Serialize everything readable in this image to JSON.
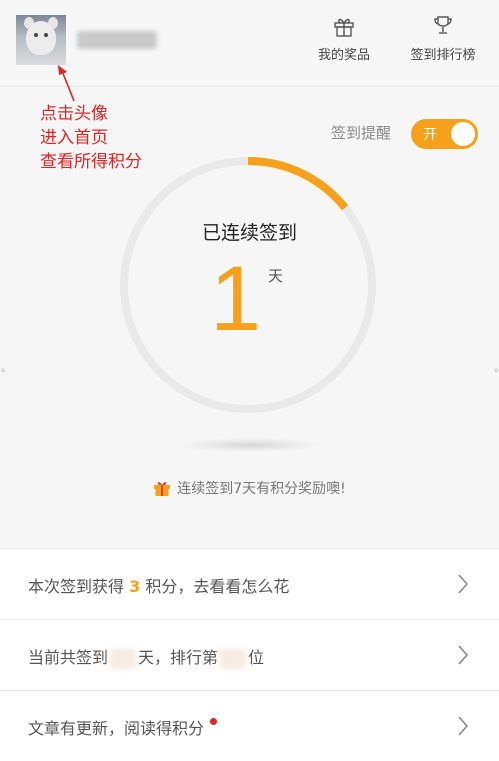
{
  "header": {
    "prizes_label": "我的奖品",
    "ranking_label": "签到排行榜"
  },
  "annotation": {
    "lines": [
      "点击头像",
      "进入首页",
      "查看所得积分"
    ]
  },
  "reminder": {
    "label": "签到提醒",
    "toggle_text": "开",
    "enabled": true
  },
  "streak": {
    "label": "已连续签到",
    "days": "1",
    "unit": "天",
    "progress_fraction": 0.143
  },
  "tip": {
    "text": "连续签到7天有积分奖励噢!"
  },
  "list": {
    "row1": {
      "prefix": "本次签到获得 ",
      "points": "3",
      "suffix": " 积分，去看看怎么花"
    },
    "row2": {
      "prefix": "当前共签到",
      "middle": "天，排行第",
      "suffix": "位"
    },
    "row3": {
      "text": "文章有更新，阅读得积分"
    }
  },
  "colors": {
    "accent": "#f7a11a",
    "annotation": "#e02424"
  }
}
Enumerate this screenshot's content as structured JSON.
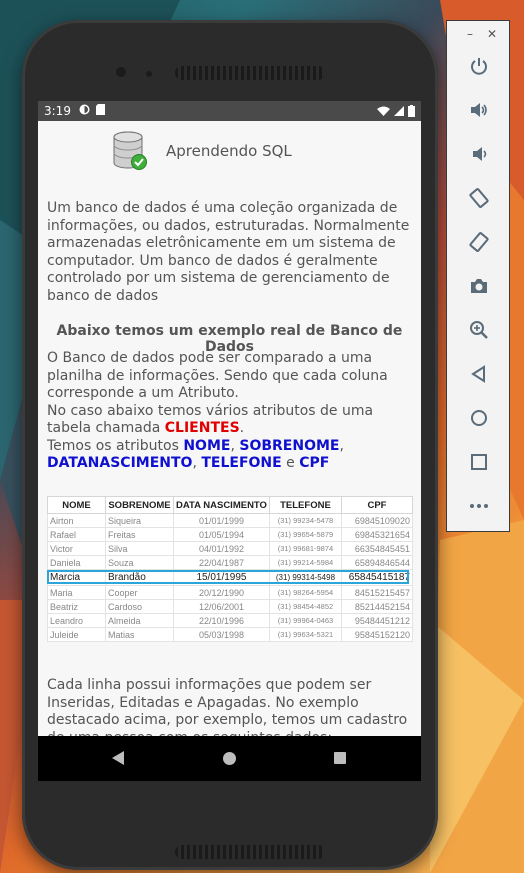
{
  "status_bar": {
    "time": "3:19"
  },
  "app": {
    "title": "Aprendendo SQL"
  },
  "content": {
    "paragraph1": "Um banco de dados é uma coleção organizada de informações, ou dados, estruturadas. Normalmente armazenadas eletrônicamente em um sistema de computador. Um banco de dados é geralmente controlado por um sistema de gerenciamento de banco de dados",
    "heading": "Abaixo temos um exemplo real de Banco de Dados",
    "paragraph2_line1": "O Banco de dados pode ser comparado a uma planilha de informações. Sendo que cada coluna corresponde a um Atributo.",
    "paragraph2_line2_prefix": "No caso abaixo temos vários atributos de uma tabela chamada ",
    "table_name": "CLIENTES",
    "table_name_suffix": ".",
    "attrs_prefix": "Temos os atributos ",
    "attr1": "NOME",
    "sep1": ", ",
    "attr2": "SOBRENOME",
    "sep2": ", ",
    "attr3": "DATANASCIMENTO",
    "sep3": ", ",
    "attr4": "TELEFONE",
    "sep4": " e ",
    "attr5": "CPF",
    "paragraph3": "Cada linha possui informações que podem ser Inseridas, Editadas e Apagadas. No exemplo destacado acima, por exemplo, temos um cadastro de uma pessoa com os seguintes dados:"
  },
  "table": {
    "headers": [
      "NOME",
      "SOBRENOME",
      "DATA NASCIMENTO",
      "TELEFONE",
      "CPF"
    ],
    "rows": [
      [
        "Airton",
        "Siqueira",
        "01/01/1999",
        "(31) 99234-5478",
        "69845109020"
      ],
      [
        "Rafael",
        "Freitas",
        "01/05/1994",
        "(31) 99654-5879",
        "69845321654"
      ],
      [
        "Victor",
        "Silva",
        "04/01/1992",
        "(31) 99681-9874",
        "66354845451"
      ],
      [
        "Daniela",
        "Souza",
        "22/04/1987",
        "(31) 99214-5984",
        "65894846544"
      ],
      [
        "Marcia",
        "Brandão",
        "15/01/1995",
        "(31) 99314-5498",
        "65845415187"
      ],
      [
        "Maria",
        "Cooper",
        "20/12/1990",
        "(31) 98264-5954",
        "84515215457"
      ],
      [
        "Beatriz",
        "Cardoso",
        "12/06/2001",
        "(31) 98454-4852",
        "85214452154"
      ],
      [
        "Leandro",
        "Almeida",
        "22/10/1996",
        "(31) 99964-0463",
        "95484451212"
      ],
      [
        "Juleide",
        "Matias",
        "05/03/1998",
        "(31) 99634-5321",
        "95845152120"
      ]
    ],
    "highlighted_row": 4
  },
  "emulator": {
    "buttons": [
      "power-icon",
      "volume-up-icon",
      "volume-down-icon",
      "rotate-left-icon",
      "rotate-right-icon",
      "camera-icon",
      "zoom-icon",
      "back-icon",
      "home-icon",
      "overview-icon",
      "more-icon"
    ]
  }
}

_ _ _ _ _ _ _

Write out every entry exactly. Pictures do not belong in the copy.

Serialize everything readable in this image to JSON.
{
  "header": {
    "prizes_label": "我的奖品",
    "ranking_label": "签到排行榜"
  },
  "annotation": {
    "lines": [
      "点击头像",
      "进入首页",
      "查看所得积分"
    ]
  },
  "reminder": {
    "label": "签到提醒",
    "toggle_text": "开",
    "enabled": true
  },
  "streak": {
    "label": "已连续签到",
    "days": "1",
    "unit": "天",
    "progress_fraction": 0.143
  },
  "tip": {
    "text": "连续签到7天有积分奖励噢!"
  },
  "list": {
    "row1": {
      "prefix": "本次签到获得 ",
      "points": "3",
      "suffix": " 积分，去看看怎么花"
    },
    "row2": {
      "prefix": "当前共签到",
      "middle": "天，排行第",
      "suffix": "位"
    },
    "row3": {
      "text": "文章有更新，阅读得积分"
    }
  },
  "colors": {
    "accent": "#f7a11a",
    "annotation": "#e02424"
  }
}
Enumerate this screenshot's content as structured JSON.
{
  "status_bar": {
    "time": "3:19"
  },
  "app": {
    "title": "Aprendendo SQL"
  },
  "content": {
    "paragraph1": "Um banco de dados é uma coleção organizada de informações, ou dados, estruturadas. Normalmente armazenadas eletrônicamente em um sistema de computador. Um banco de dados é geralmente controlado por um sistema de gerenciamento de banco de dados",
    "heading": "Abaixo temos um exemplo real de Banco de Dados",
    "paragraph2_line1": "O Banco de dados pode ser comparado a uma planilha de informações. Sendo que cada coluna corresponde a um Atributo.",
    "paragraph2_line2_prefix": "No caso abaixo temos vários atributos de uma tabela chamada ",
    "table_name": "CLIENTES",
    "table_name_suffix": ".",
    "attrs_prefix": "Temos os atributos ",
    "attr1": "NOME",
    "sep1": ", ",
    "attr2": "SOBRENOME",
    "sep2": ", ",
    "attr3": "DATANASCIMENTO",
    "sep3": ", ",
    "attr4": "TELEFONE",
    "sep4": " e ",
    "attr5": "CPF",
    "paragraph3": "Cada linha possui informações que podem ser Inseridas, Editadas e Apagadas. No exemplo destacado acima, por exemplo, temos um cadastro de uma pessoa com os seguintes dados:"
  },
  "table": {
    "headers": [
      "NOME",
      "SOBRENOME",
      "DATA NASCIMENTO",
      "TELEFONE",
      "CPF"
    ],
    "rows": [
      [
        "Airton",
        "Siqueira",
        "01/01/1999",
        "(31) 99234-5478",
        "69845109020"
      ],
      [
        "Rafael",
        "Freitas",
        "01/05/1994",
        "(31) 99654-5879",
        "69845321654"
      ],
      [
        "Victor",
        "Silva",
        "04/01/1992",
        "(31) 99681-9874",
        "66354845451"
      ],
      [
        "Daniela",
        "Souza",
        "22/04/1987",
        "(31) 99214-5984",
        "65894846544"
      ],
      [
        "Marcia",
        "Brandão",
        "15/01/1995",
        "(31) 99314-5498",
        "65845415187"
      ],
      [
        "Maria",
        "Cooper",
        "20/12/1990",
        "(31) 98264-5954",
        "84515215457"
      ],
      [
        "Beatriz",
        "Cardoso",
        "12/06/2001",
        "(31) 98454-4852",
        "85214452154"
      ],
      [
        "Leandro",
        "Almeida",
        "22/10/1996",
        "(31) 99964-0463",
        "95484451212"
      ],
      [
        "Juleide",
        "Matias",
        "05/03/1998",
        "(31) 99634-5321",
        "95845152120"
      ]
    ],
    "highlighted_row": 4
  },
  "emulator": {
    "buttons": [
      "power-icon",
      "volume-up-icon",
      "volume-down-icon",
      "rotate-left-icon",
      "rotate-right-icon",
      "camera-icon",
      "zoom-icon",
      "back-icon",
      "home-icon",
      "overview-icon",
      "more-icon"
    ]
  }
}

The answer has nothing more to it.